SOC 1 Differences
SOC 1 focuses on financial controls, processing and reporting. Differences include:
- Addresses a vendor’s internal controls relevant to the financials of your regulatory agency.
- Includes control objects for the provided services.
- Tests all aspects of a service.
- Tests controls for IT and business processes.
According to Eric Staley, Vice President for Administration at GL Solutions, for SOC 1, “they focus on cash handling—that the reporting that the clients use for cash handling remains secure and accurate, and not likely subject of fraud. GL Solutions helps to build financial reports with our GL Suite regulatory software for clients, based on the agency’s specifications. The client compares what the state auditor gives them to what GL Suite reports.”
GL Solutions received a SOC 1 certification on September 1, 2023. According to Bill Moseley, CEO of GL Solutions, “GL Solutions’ auditor found that we meet industry standards, and can prove that our systems, processes, software and controls are designed and executed to deliver sound financial systems for regulatory agencies.”
An independent auditor reviewed GL Solutions and our regulatory software, GL Suite, with relevance to user entities internal control over financial reporting. The auditors determined that the reporting that GL Solutions’ clients use for cash handling remains secure and accurate, and not likely subject of fraud.
SOC 2 Differences
SOC 2 reports focus more broadly on availability, security, processing integrity, confidentiality and privacy. According to the article, SOC 1 vs. SOC 2 – How They Are Different & Which Report You Need, specific differences of the SOC 2 audit include:
- Controls relevant to an organization’s operations and compliance.
- Defined Trust Services Criteria (TSC)
- TSCs options include security, availability, processing integrity, confidentially and privacy.
- Organizations select which TSCs to include in the examination.
GL Solutions’ VP for Administration Eric Staley, who compiled GL Solutions’ SOC 1 and SOC information, describes SOC 2 as: “Policies and controls to ensure that we offer a secure environment for data. They make sure we review current standards, such as NIST 800-53. In addition, they verify we have policies related to those standards and that we follow the policies. In our case, we follow the policies using a system of tasks. I provide them with actual evidence that yes, we in fact conform to the policies.” GL Solutions received their latest annual SOC 2 certification on June 30, 2023.
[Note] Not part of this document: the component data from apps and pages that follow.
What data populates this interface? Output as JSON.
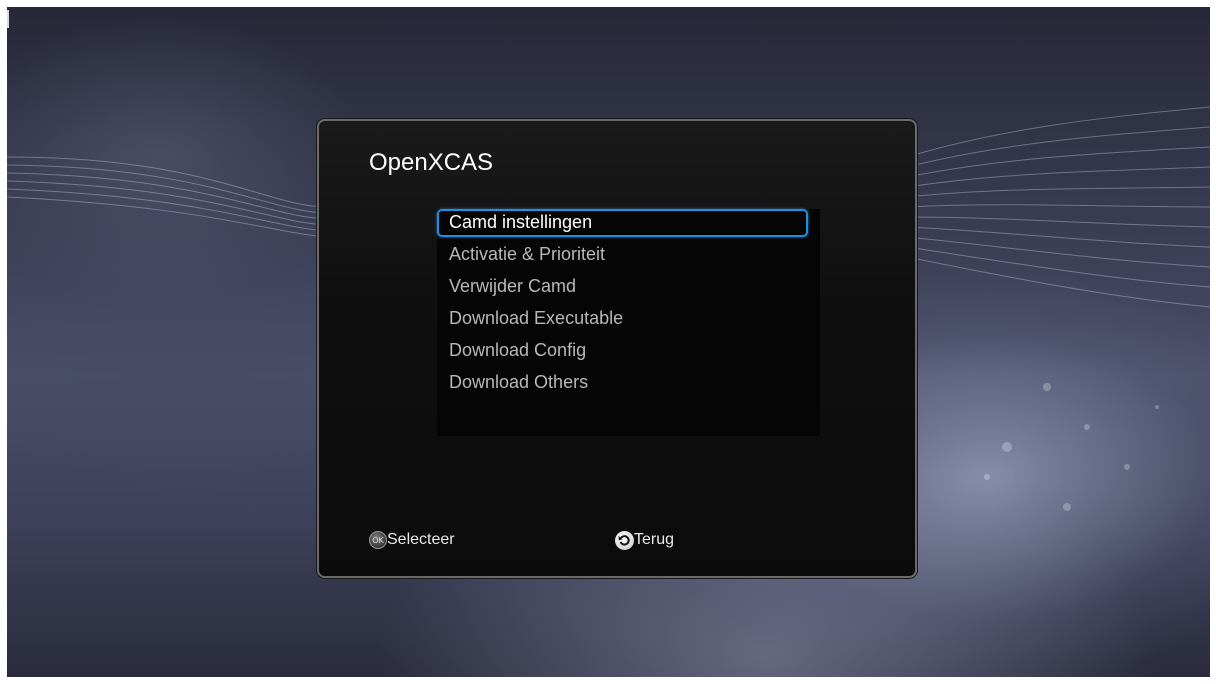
{
  "dialog": {
    "title": "OpenXCAS"
  },
  "menu": {
    "selected_index": 0,
    "items": [
      {
        "label": "Camd instellingen"
      },
      {
        "label": "Activatie & Prioriteit"
      },
      {
        "label": "Verwijder Camd"
      },
      {
        "label": "Download Executable"
      },
      {
        "label": "Download Config"
      },
      {
        "label": "Download Others"
      }
    ]
  },
  "footer": {
    "select": {
      "icon": "ok-button-icon",
      "label": "Selecteer",
      "icon_text": "OK"
    },
    "back": {
      "icon": "back-arrow-icon",
      "label": "Terug"
    }
  },
  "colors": {
    "focus": "#1f8fe0",
    "panel_bg": "#0f0f0f",
    "item_text": "#b8b8b8",
    "selected_text": "#ffffff"
  }
}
SOC 2 auditing, developed by the American Institute of CPAs (AICPA), establishes criteria for managing client data according to five “trust service principles.” These are privacy, security, availability, process integrity and confidentiality. The SOC 2 Type II audit examines the operational effectiveness of company systems designed to comply with the principles. GL Solutions’ audit reviewed system and company controls related to security, availability and confidentiality.
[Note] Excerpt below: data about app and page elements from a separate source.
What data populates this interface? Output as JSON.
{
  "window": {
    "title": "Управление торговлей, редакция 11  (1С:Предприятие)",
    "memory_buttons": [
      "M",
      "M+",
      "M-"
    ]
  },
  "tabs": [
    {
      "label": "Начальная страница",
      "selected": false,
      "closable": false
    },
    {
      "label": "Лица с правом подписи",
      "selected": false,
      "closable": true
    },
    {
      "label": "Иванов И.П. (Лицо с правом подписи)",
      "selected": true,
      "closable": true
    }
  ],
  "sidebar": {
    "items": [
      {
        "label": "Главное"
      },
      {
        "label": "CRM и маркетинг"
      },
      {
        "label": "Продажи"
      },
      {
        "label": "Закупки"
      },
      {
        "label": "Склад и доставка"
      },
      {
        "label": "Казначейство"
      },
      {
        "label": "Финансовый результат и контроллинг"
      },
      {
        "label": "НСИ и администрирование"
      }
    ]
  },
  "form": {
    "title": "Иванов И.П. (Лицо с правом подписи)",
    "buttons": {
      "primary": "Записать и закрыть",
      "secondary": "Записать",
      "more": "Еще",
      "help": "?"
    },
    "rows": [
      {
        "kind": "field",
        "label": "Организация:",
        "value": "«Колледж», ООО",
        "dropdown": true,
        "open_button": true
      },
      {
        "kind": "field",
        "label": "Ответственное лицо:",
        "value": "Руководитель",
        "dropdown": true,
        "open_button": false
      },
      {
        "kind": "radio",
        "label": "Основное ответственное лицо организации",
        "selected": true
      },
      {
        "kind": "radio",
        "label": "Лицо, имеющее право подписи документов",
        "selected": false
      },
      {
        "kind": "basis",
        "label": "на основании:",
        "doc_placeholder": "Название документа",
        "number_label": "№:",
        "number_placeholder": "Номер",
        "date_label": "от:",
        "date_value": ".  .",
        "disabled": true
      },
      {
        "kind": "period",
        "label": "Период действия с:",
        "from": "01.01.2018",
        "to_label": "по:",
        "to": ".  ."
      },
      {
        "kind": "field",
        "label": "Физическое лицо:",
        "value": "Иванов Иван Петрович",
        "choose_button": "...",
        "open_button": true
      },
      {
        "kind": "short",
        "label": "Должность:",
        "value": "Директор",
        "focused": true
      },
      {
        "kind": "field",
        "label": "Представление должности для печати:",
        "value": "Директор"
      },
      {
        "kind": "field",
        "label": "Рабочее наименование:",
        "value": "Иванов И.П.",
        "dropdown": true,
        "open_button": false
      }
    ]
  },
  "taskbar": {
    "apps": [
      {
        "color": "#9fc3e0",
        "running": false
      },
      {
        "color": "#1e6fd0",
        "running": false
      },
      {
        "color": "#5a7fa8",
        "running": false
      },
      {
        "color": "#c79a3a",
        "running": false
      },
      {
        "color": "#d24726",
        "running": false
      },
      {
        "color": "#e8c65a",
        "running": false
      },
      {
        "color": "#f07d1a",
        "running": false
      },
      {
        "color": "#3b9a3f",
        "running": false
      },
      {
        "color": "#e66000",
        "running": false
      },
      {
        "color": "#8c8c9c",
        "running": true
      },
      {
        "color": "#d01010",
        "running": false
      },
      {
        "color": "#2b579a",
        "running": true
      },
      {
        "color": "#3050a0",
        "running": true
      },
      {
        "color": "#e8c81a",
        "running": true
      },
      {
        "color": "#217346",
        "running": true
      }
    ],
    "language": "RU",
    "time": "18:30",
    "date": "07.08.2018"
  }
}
Whether you require the SOC 1 or the SOC audit of your vendors, these internal governance audits help to preserve the integrity of your regulatory agency, keeping data secure for your agency—and the public that you serve. In turn, these SOC reports help to maintain trust in your agency from your constituents, along with those boards that oversee your agency.
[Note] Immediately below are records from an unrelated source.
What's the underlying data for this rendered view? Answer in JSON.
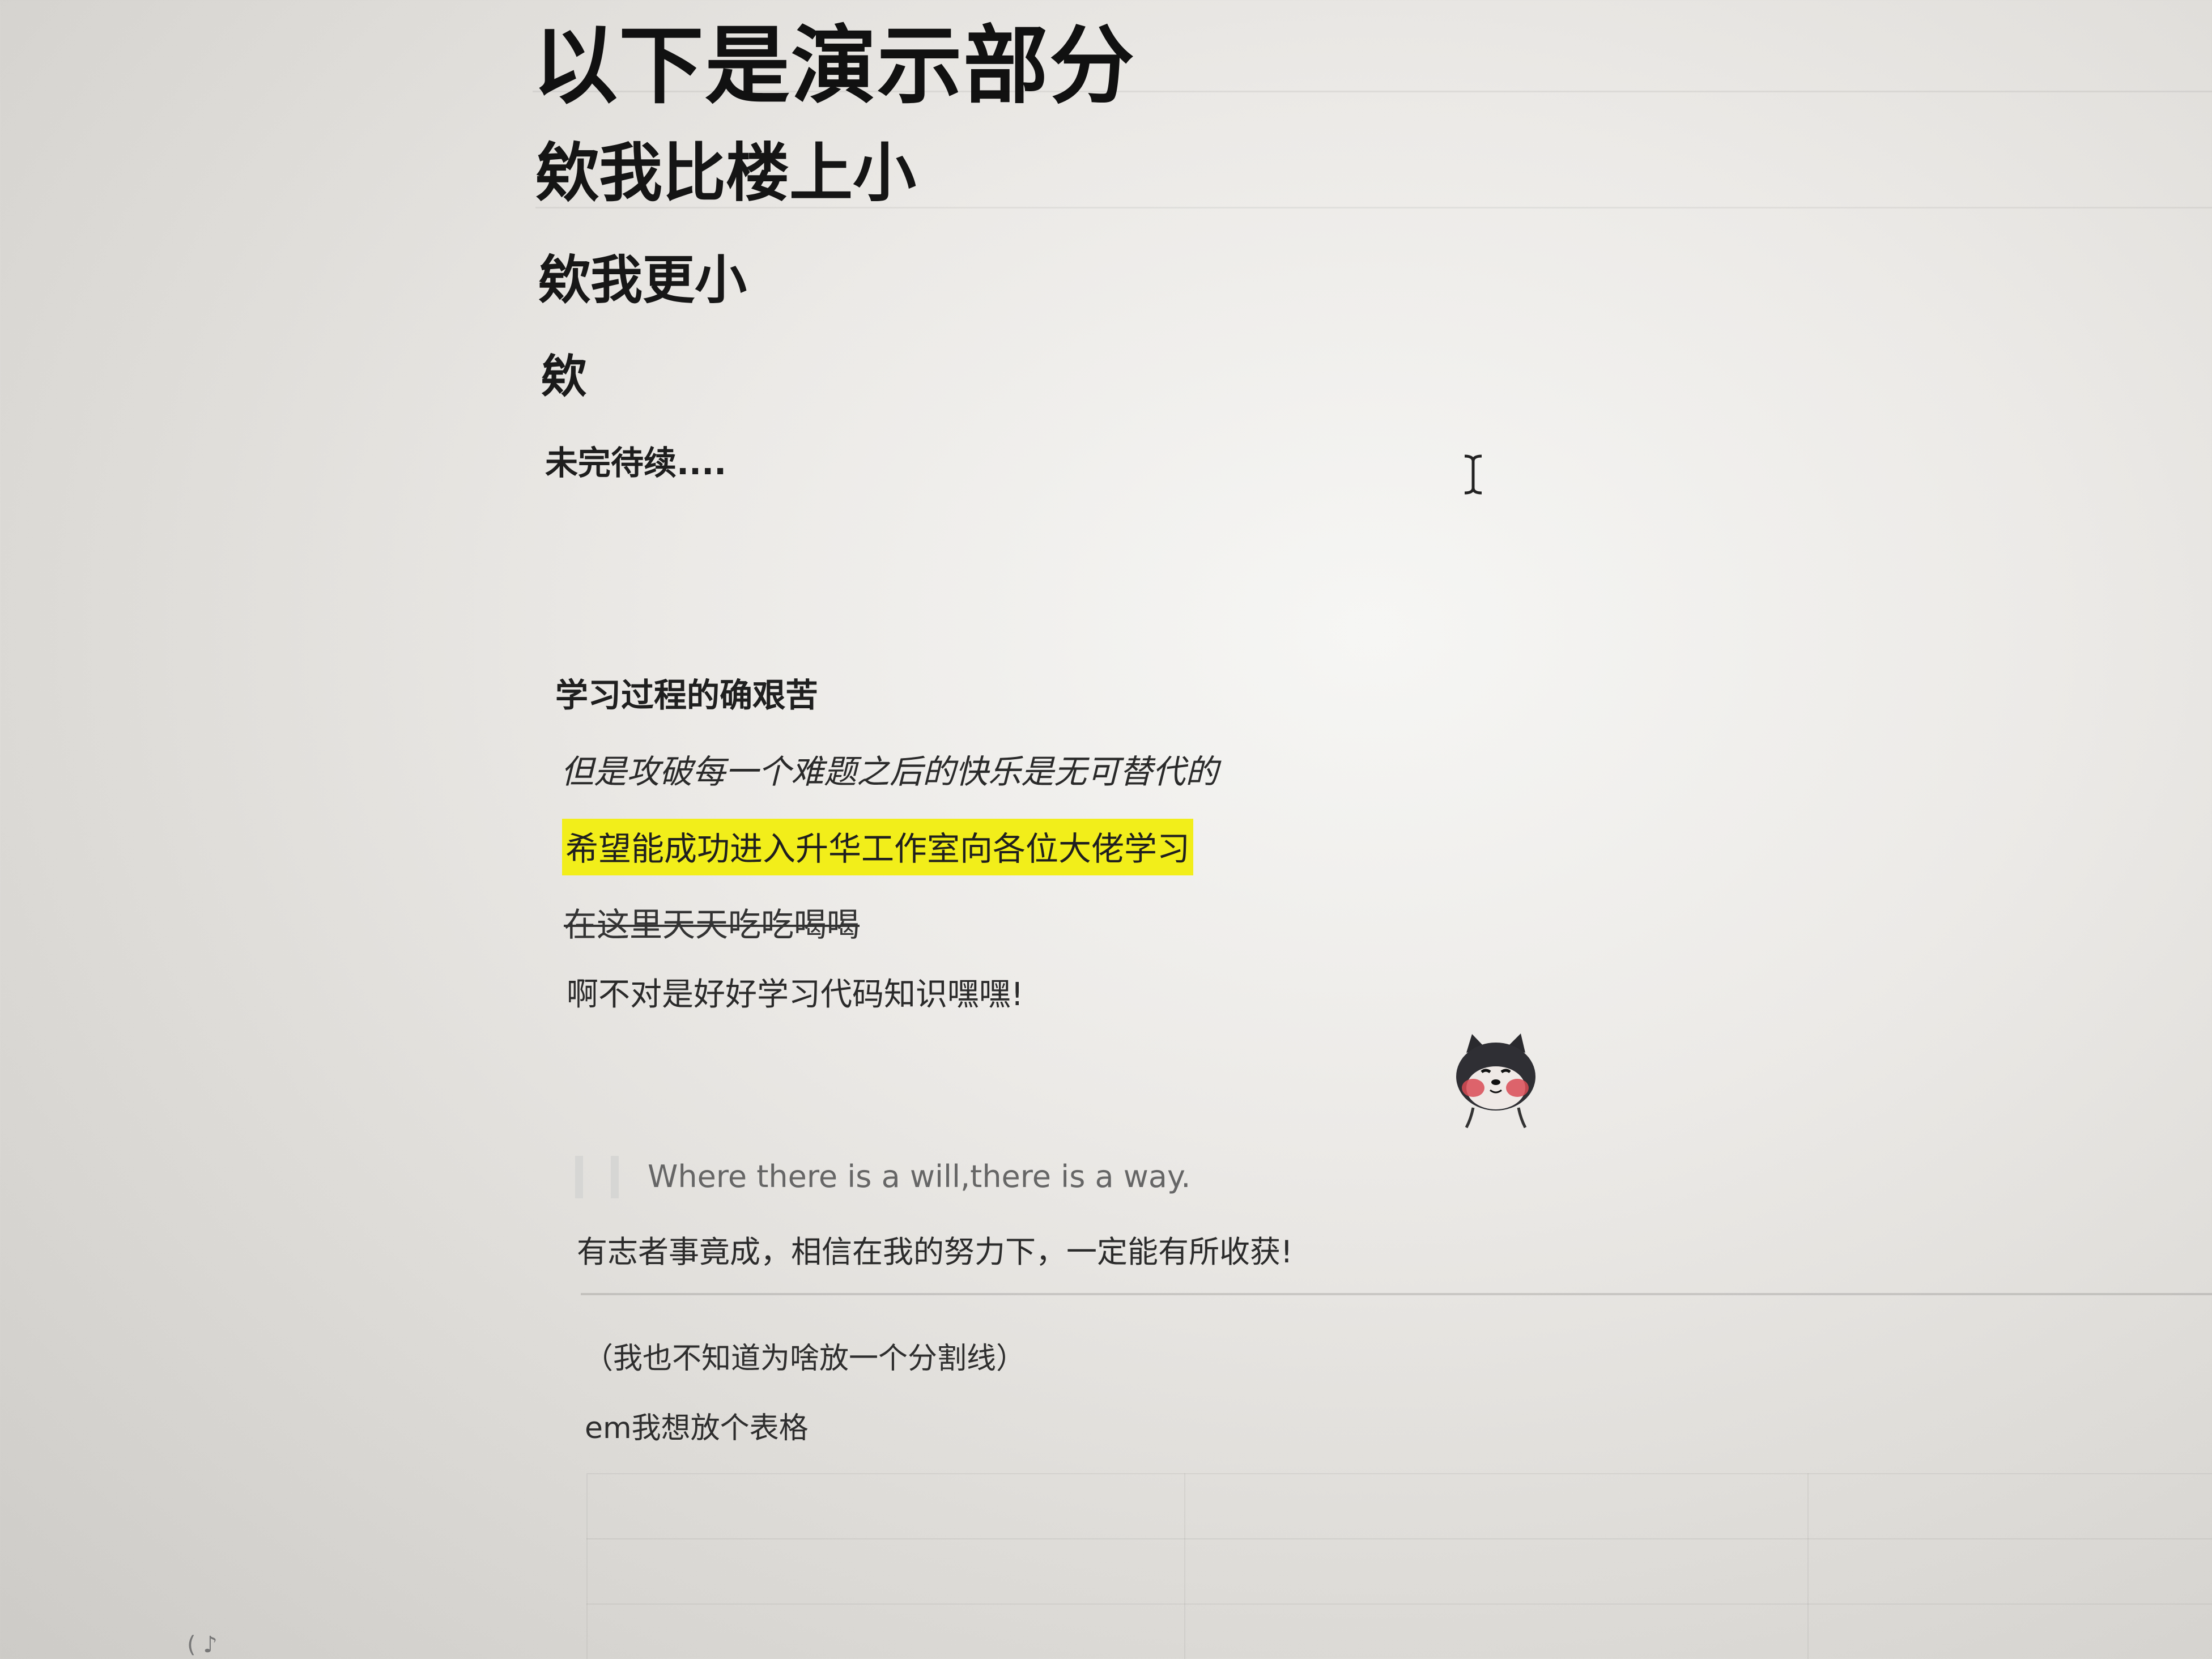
{
  "document": {
    "heading1": "以下是演示部分",
    "heading2": "欸我比楼上小",
    "heading3": "欸我更小",
    "heading4": "欸",
    "heading5": "未完待续....",
    "strong_paragraph": "学习过程的确艰苦",
    "italic_paragraph": "但是攻破每一个难题之后的快乐是无可替代的",
    "highlight_paragraph": "希望能成功进入升华工作室向各位大佬学习",
    "strikethrough_paragraph": "在这里天天吃吃喝喝",
    "normal_paragraph": "啊不对是好好学习代码知识嘿嘿!",
    "blockquote": "Where there is a will,there is a way.",
    "quote_translation": "有志者事竟成，相信在我的努力下，一定能有所收获!",
    "divider_note": "（我也不知道为啥放一个分割线）",
    "table_intro": "em我想放个表格",
    "bottom_corner": "( ♪"
  },
  "colors": {
    "highlight": "#f2ee1a",
    "quote_bar": "#d6d6d4",
    "text": "#1c1c1c"
  },
  "icons": {
    "cursor": "text-cursor-icon",
    "sticker": "shiba-dog-sticker"
  }
}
Interested in exploring regulatory software from our SOC 1 and SOC 2 certified company, contact us. We look forward to hearing from you.